PhD (Doctor of Philosophy)
First Committee Member
Second Committee Member
Third Committee Member
Fourth Committee Member
Mobile sensing applications (MSAs) are an emerging class of applications that process continuous sensor data streams to make time-sensitive inferences. Representative application domains range from environmental monitoring, context-aware services to recognition of physical activities and social interactions. Example applications involve city air quality assessment, indoor localization, pedometer and speaker identification. The common application workflow is to read data streams from the sensors (e.g, accelerometers, microphone, GPS), extract statistical features, and then present the inferred high-level events to the user. MSAs in the healthcare domain especially draw a significant amount of attention in recent years because sensor-based data collection and assessment offer finer-granularity, timeliness, and higher accuracy in greater quantity than traditional, labor-intensive, data gathering mechanisms in use today, e.g., surveys methods. The higher fidelity and accuracy of the collected data expose new research opportunities, improve the reliability and accuracy of medical decisions, and empower users to manage personal health more effectively.

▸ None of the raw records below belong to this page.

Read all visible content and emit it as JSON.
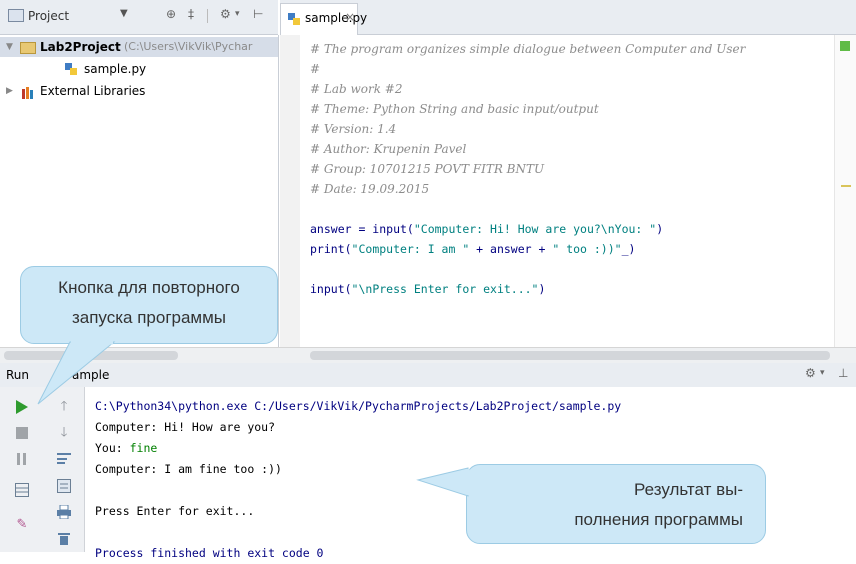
{
  "project_panel": {
    "title": "Project",
    "root_label": "Lab2Project",
    "root_path": "(C:\\Users\\VikVik\\Pychar",
    "file_label": "sample.py",
    "ext_libs_label": "External Libraries"
  },
  "editor": {
    "tab_label": "sample.py",
    "tab_close": "×",
    "lines": [
      {
        "type": "comment",
        "text": "# The program organizes simple dialogue between Computer and User"
      },
      {
        "type": "comment",
        "text": "#"
      },
      {
        "type": "comment",
        "text": "# Lab work #2"
      },
      {
        "type": "comment",
        "text": "# Theme: Python String and basic input/output"
      },
      {
        "type": "comment",
        "text": "# Version: 1.4"
      },
      {
        "type": "comment",
        "text": "# Author: Krupenin Pavel"
      },
      {
        "type": "comment",
        "text": "# Group: 10701215 POVT FITR BNTU"
      },
      {
        "type": "comment",
        "text": "# Date: 19.09.2015"
      },
      {
        "type": "blank",
        "text": ""
      },
      {
        "type": "code1",
        "a": "answer = input(",
        "s": "\"Computer: Hi! How are you?\\nYou: \"",
        "b": ")"
      },
      {
        "type": "code2",
        "a": "print(",
        "s1": "\"Computer: I am \"",
        "m": " + answer + ",
        "s2": "\" too :))\"",
        "b": "_)"
      },
      {
        "type": "blank",
        "text": ""
      },
      {
        "type": "code3",
        "a": "input(",
        "s": "\"\\nPress Enter for exit...\"",
        "b": ")"
      }
    ]
  },
  "run_panel": {
    "title_prefix": "Run",
    "title_suffix": "ample",
    "console_lines": [
      {
        "text": "C:\\Python34\\python.exe C:/Users/VikVik/PycharmProjects/Lab2Project/sample.py",
        "color": "#000080"
      },
      {
        "text": "Computer: Hi! How are you?",
        "color": "#000000"
      },
      {
        "prefix": "You: ",
        "input": "fine",
        "color": "#000000",
        "input_color": "#008000"
      },
      {
        "text": "Computer: I am fine too :))",
        "color": "#000000"
      },
      {
        "text": "",
        "color": "#000000"
      },
      {
        "text": "Press Enter for exit...",
        "color": "#000000"
      },
      {
        "text": "",
        "color": "#000000"
      },
      {
        "text": "Process finished with exit code 0",
        "color": "#000080"
      }
    ]
  },
  "callouts": {
    "rerun": {
      "line1": "Кнопка для повторного",
      "line2": "запуска программы"
    },
    "result": {
      "line1": "Результат вы-",
      "line2": "полнения программы"
    }
  },
  "colors": {
    "run_green": "#2e9b2e",
    "callout_bg": "#cde8f7",
    "comment": "#8c8c8c",
    "string": "#008080",
    "keyword_blue": "#000080"
  },
  "icons": [
    "project-icon",
    "folder-icon",
    "python-file-icon",
    "library-icon",
    "run-icon",
    "stop-icon",
    "pause-icon",
    "up-arrow-icon",
    "down-arrow-icon",
    "settings-icon",
    "pin-icon",
    "print-icon",
    "trash-icon"
  ]
}
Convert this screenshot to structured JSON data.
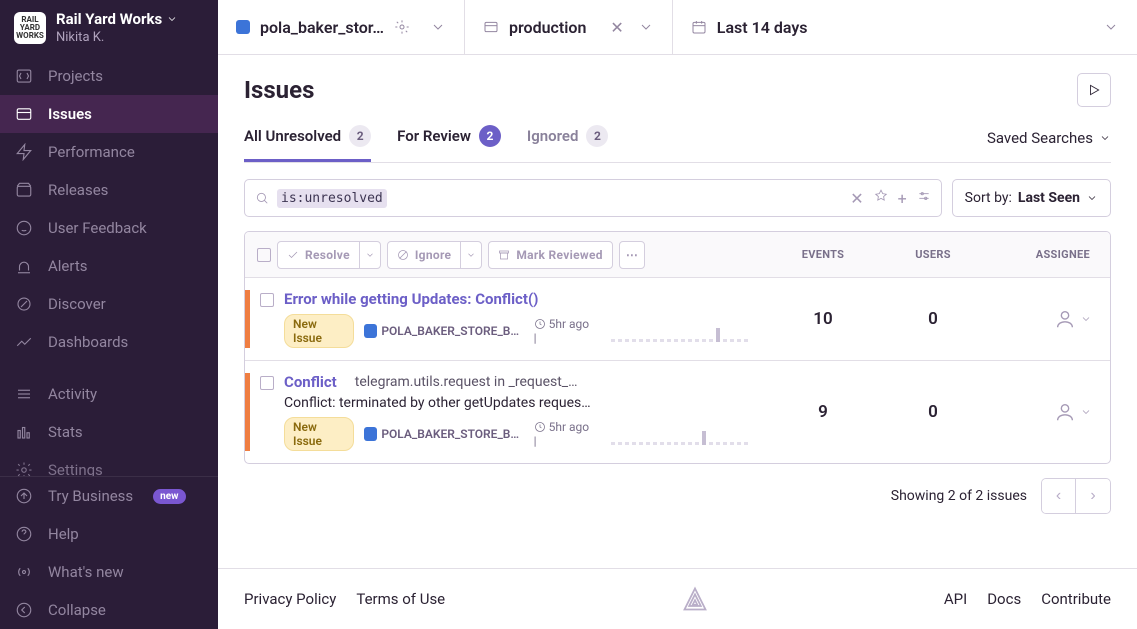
{
  "org": {
    "name": "Rail Yard Works",
    "user": "Nikita K.",
    "avatar_label": "RAIL YARD WORKS"
  },
  "sidebar": {
    "items": [
      {
        "label": "Projects"
      },
      {
        "label": "Issues"
      },
      {
        "label": "Performance"
      },
      {
        "label": "Releases"
      },
      {
        "label": "User Feedback"
      },
      {
        "label": "Alerts"
      },
      {
        "label": "Discover"
      },
      {
        "label": "Dashboards"
      }
    ],
    "secondary": [
      {
        "label": "Activity"
      },
      {
        "label": "Stats"
      },
      {
        "label": "Settings"
      }
    ],
    "footer": {
      "try_business": "Try Business",
      "new_badge": "new",
      "help": "Help",
      "whats_new": "What's new",
      "collapse": "Collapse"
    }
  },
  "topbar": {
    "project": "pola_baker_stor…",
    "environment": "production",
    "time_range": "Last 14 days"
  },
  "page": {
    "title": "Issues"
  },
  "tabs": {
    "all": {
      "label": "All Unresolved",
      "count": "2"
    },
    "review": {
      "label": "For Review",
      "count": "2"
    },
    "ignored": {
      "label": "Ignored",
      "count": "2"
    },
    "saved": "Saved Searches"
  },
  "search": {
    "prefix": "is:",
    "value": "unresolved",
    "sort_label": "Sort by:",
    "sort_value": "Last Seen"
  },
  "table": {
    "col_events": "EVENTS",
    "col_users": "USERS",
    "col_assignee": "ASSIGNEE",
    "btn_resolve": "Resolve",
    "btn_ignore": "Ignore",
    "btn_mark": "Mark Reviewed"
  },
  "issues": [
    {
      "title": "Error while getting Updates: Conflict()",
      "subtitle": "",
      "desc": "",
      "badge": "New Issue",
      "project": "POLA_BAKER_STORE_BO…",
      "age": "5hr ago",
      "events": "10",
      "users": "0"
    },
    {
      "title": "Conflict",
      "subtitle": "telegram.utils.request in _request_…",
      "desc": "Conflict: terminated by other getUpdates reques…",
      "badge": "New Issue",
      "project": "POLA_BAKER_STORE_BO…",
      "age": "5hr ago",
      "events": "9",
      "users": "0"
    }
  ],
  "pager": {
    "summary": "Showing 2 of 2 issues"
  },
  "footer": {
    "privacy": "Privacy Policy",
    "terms": "Terms of Use",
    "api": "API",
    "docs": "Docs",
    "contribute": "Contribute"
  }
}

Nonetheless, a critical challenge to practical deployment of MSAs in real-world is to effectively manage limited resources of mobile platforms to meet stringent quality of service (QoS) requirements in terms of processing throughput and delay while ensuring long term robustness. To address the challenge, we model MSAs in dataflows as a graph of processing elements that are connected by communication channels. The processing elements may execute in parallel as long as they have sufficient data to process. A key feature of the dataflow model is that it explicitly capture parallelism and data dependencies between processing elements. Based on the graph composition, we first proposed CSense, a stream-processing toolkit for robust and high-rate MSAs. In this work, CSense provide a simple language for developers to describe their sensing flow without the need to deal with system intricacy, such as memory allocation, concurrency control and power management. The results show up to 19X performance difference may be achieved automatically compared with a baseline using the default runtime concurrency and memory management.

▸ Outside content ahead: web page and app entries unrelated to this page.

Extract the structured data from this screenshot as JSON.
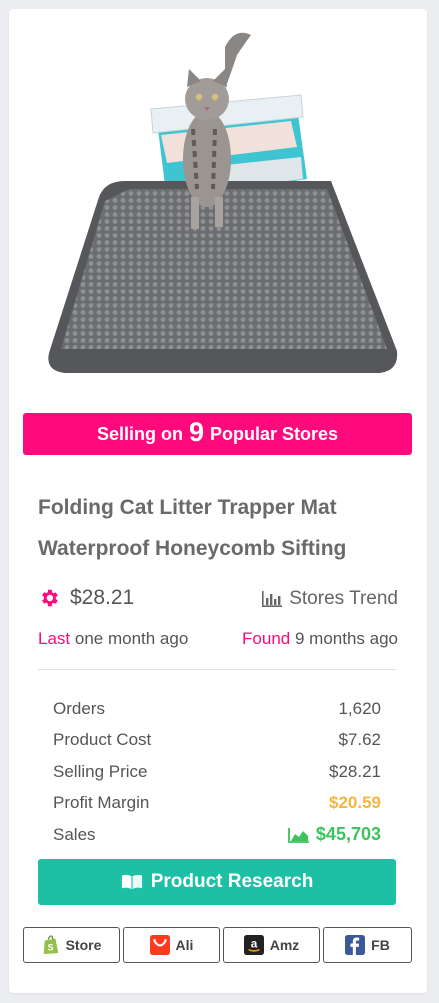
{
  "banner": {
    "prefix": "Selling on",
    "count": "9",
    "suffix": "Popular Stores",
    "color": "#ff0a7c"
  },
  "product": {
    "title_line1": "Folding Cat Litter Trapper Mat",
    "title_line2": "Waterproof Honeycomb Sifting",
    "price": "$28.21",
    "price_icon": "gear-icon"
  },
  "trend": {
    "label": "Stores Trend",
    "icon": "bar-chart-icon"
  },
  "meta": {
    "last_label": "Last",
    "last_value": "one month ago",
    "found_label": "Found",
    "found_value": "9 months ago"
  },
  "stats": [
    {
      "label": "Orders",
      "value": "1,620"
    },
    {
      "label": "Product Cost",
      "value": "$7.62"
    },
    {
      "label": "Selling Price",
      "value": "$28.21"
    },
    {
      "label": "Profit Margin",
      "value": "$20.59"
    },
    {
      "label": "Sales",
      "value": "$45,703"
    }
  ],
  "colors": {
    "accent": "#ff0a7c",
    "teal": "#1ec0a5",
    "profit": "#f5b540",
    "sales": "#3cc35e"
  },
  "research_button": {
    "label": "Product Research",
    "icon": "book-icon"
  },
  "store_links": [
    {
      "label": "Store",
      "icon": "shopify-icon"
    },
    {
      "label": "Ali",
      "icon": "aliexpress-icon"
    },
    {
      "label": "Amz",
      "icon": "amazon-icon"
    },
    {
      "label": "FB",
      "icon": "facebook-icon"
    }
  ]
}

Following this direction, we saw the opportunities that MSAs can be significantly improved from the perspective of memory performance and energy efficiency in view of the iterative execution. Therefore, we next focus on optimizing the runtime memory management through compile time analysis. The contribution is a stream compiler that captures the whole program memory behavior to generate an efficient memory layout for runtime access. Experiments show that our memory optimizations reduce memory footprint by as much as 96% while matching or improving the performance of the StreamIt compiler with cache optimizations enabled.
On the other hand, while there is a significant body of work that has focused on optimizing the throughput or latency of processing sensor streams, little to no attention has been given to energy efficiency. We proposed an accurate offline energy prediction model for MSAs that leverages the pipeline structure and iterative execution nature to search for the most energy saving batching configuration w.r.t. a deadline constraint. The developers are expected to visualize the energy delay trade-off in the parameter space without runtime profiling. The evaluation shows the worst-case prediction errors are about 7% and 15% for energy and latency respectively despite variable application workloads.

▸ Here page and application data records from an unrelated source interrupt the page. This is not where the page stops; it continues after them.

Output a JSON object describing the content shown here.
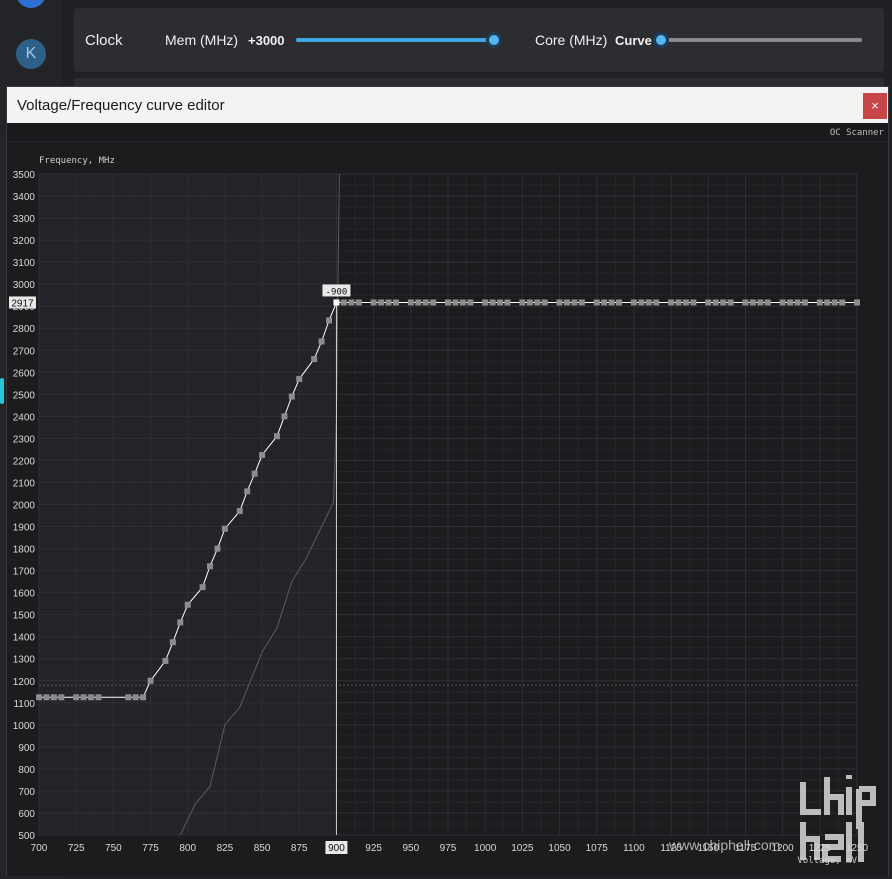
{
  "sidebar": {
    "avatar_letter": "K"
  },
  "clock_panel": {
    "label": "Clock",
    "mem_label": "Mem (MHz)",
    "mem_value": "+3000",
    "mem_slider_fraction": 1.0,
    "core_label": "Core (MHz)",
    "core_value": "Curve",
    "core_slider_fraction": 0.0
  },
  "editor": {
    "title": "Voltage/Frequency curve editor",
    "close_glyph": "×",
    "oc_scanner_label": "OC Scanner",
    "watermark_url": "www.chiphell.com"
  },
  "colors": {
    "accent": "#3fa7e8",
    "close": "#c8454a",
    "curve": "#ffffff",
    "point": "#8c8c8c",
    "selected_label_bg": "#e8e8e8"
  },
  "chart_data": {
    "type": "line",
    "ylabel": "Frequency, MHz",
    "xlabel": "Voltage, mV",
    "xlim": [
      700,
      1250
    ],
    "ylim": [
      500,
      3500
    ],
    "x_ticks": [
      700,
      725,
      750,
      775,
      800,
      825,
      850,
      875,
      900,
      925,
      950,
      975,
      1000,
      1025,
      1050,
      1075,
      1100,
      1125,
      1150,
      1175,
      1200,
      1225,
      1250
    ],
    "y_ticks": [
      500,
      600,
      700,
      800,
      900,
      1000,
      1100,
      1200,
      1300,
      1400,
      1500,
      1600,
      1700,
      1800,
      1900,
      2000,
      2100,
      2200,
      2300,
      2400,
      2500,
      2600,
      2700,
      2800,
      2900,
      3000,
      3100,
      3200,
      3300,
      3400,
      3500
    ],
    "selected_point": {
      "voltage": 900,
      "frequency": 2917,
      "voltage_label": "900",
      "frequency_label": "2917",
      "marker_label": "-900"
    },
    "locked_line_frequency": 1180,
    "series": [
      {
        "points": [
          [
            700,
            1125
          ],
          [
            705,
            1125
          ],
          [
            710,
            1125
          ],
          [
            715,
            1125
          ],
          [
            725,
            1125
          ],
          [
            730,
            1125
          ],
          [
            735,
            1125
          ],
          [
            740,
            1125
          ],
          [
            760,
            1125
          ],
          [
            765,
            1125
          ],
          [
            770,
            1125
          ],
          [
            775,
            1200
          ],
          [
            785,
            1290
          ],
          [
            790,
            1375
          ],
          [
            795,
            1465
          ],
          [
            800,
            1545
          ],
          [
            810,
            1625
          ],
          [
            815,
            1720
          ],
          [
            820,
            1800
          ],
          [
            825,
            1890
          ],
          [
            835,
            1970
          ],
          [
            840,
            2060
          ],
          [
            845,
            2140
          ],
          [
            850,
            2225
          ],
          [
            860,
            2310
          ],
          [
            865,
            2400
          ],
          [
            870,
            2490
          ],
          [
            875,
            2570
          ],
          [
            885,
            2660
          ],
          [
            890,
            2740
          ],
          [
            895,
            2835
          ],
          [
            900,
            2917
          ],
          [
            905,
            2917
          ],
          [
            910,
            2917
          ],
          [
            915,
            2917
          ],
          [
            925,
            2917
          ],
          [
            930,
            2917
          ],
          [
            935,
            2917
          ],
          [
            940,
            2917
          ],
          [
            950,
            2917
          ],
          [
            955,
            2917
          ],
          [
            960,
            2917
          ],
          [
            965,
            2917
          ],
          [
            975,
            2917
          ],
          [
            980,
            2917
          ],
          [
            985,
            2917
          ],
          [
            990,
            2917
          ],
          [
            1000,
            2917
          ],
          [
            1005,
            2917
          ],
          [
            1010,
            2917
          ],
          [
            1015,
            2917
          ],
          [
            1025,
            2917
          ],
          [
            1030,
            2917
          ],
          [
            1035,
            2917
          ],
          [
            1040,
            2917
          ],
          [
            1050,
            2917
          ],
          [
            1055,
            2917
          ],
          [
            1060,
            2917
          ],
          [
            1065,
            2917
          ],
          [
            1075,
            2917
          ],
          [
            1080,
            2917
          ],
          [
            1085,
            2917
          ],
          [
            1090,
            2917
          ],
          [
            1100,
            2917
          ],
          [
            1105,
            2917
          ],
          [
            1110,
            2917
          ],
          [
            1115,
            2917
          ],
          [
            1125,
            2917
          ],
          [
            1130,
            2917
          ],
          [
            1135,
            2917
          ],
          [
            1140,
            2917
          ],
          [
            1150,
            2917
          ],
          [
            1155,
            2917
          ],
          [
            1160,
            2917
          ],
          [
            1165,
            2917
          ],
          [
            1175,
            2917
          ],
          [
            1180,
            2917
          ],
          [
            1185,
            2917
          ],
          [
            1190,
            2917
          ],
          [
            1200,
            2917
          ],
          [
            1205,
            2917
          ],
          [
            1210,
            2917
          ],
          [
            1215,
            2917
          ],
          [
            1225,
            2917
          ],
          [
            1230,
            2917
          ],
          [
            1235,
            2917
          ],
          [
            1240,
            2917
          ],
          [
            1250,
            2917
          ]
        ]
      },
      {
        "points": [
          [
            795,
            500
          ],
          [
            805,
            640
          ],
          [
            815,
            720
          ],
          [
            825,
            1000
          ],
          [
            835,
            1080
          ],
          [
            850,
            1330
          ],
          [
            860,
            1440
          ],
          [
            870,
            1650
          ],
          [
            880,
            1760
          ],
          [
            890,
            1900
          ],
          [
            898,
            2010
          ],
          [
            900,
            2400
          ],
          [
            901,
            3000
          ],
          [
            902,
            3500
          ]
        ]
      }
    ]
  }
}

energy efficiency, memory management, mobile sensing applications, power management, stream processing, workload shaping
xiii, 127 pages
Includes bibliographical references (pages 121-127).
Copyright © 2017 Farley Lai
Lai, Farley. "Stream processing optimizations for mobile sensing applications." PhD (Doctor of Philosophy) thesis, University of Iowa, 2017.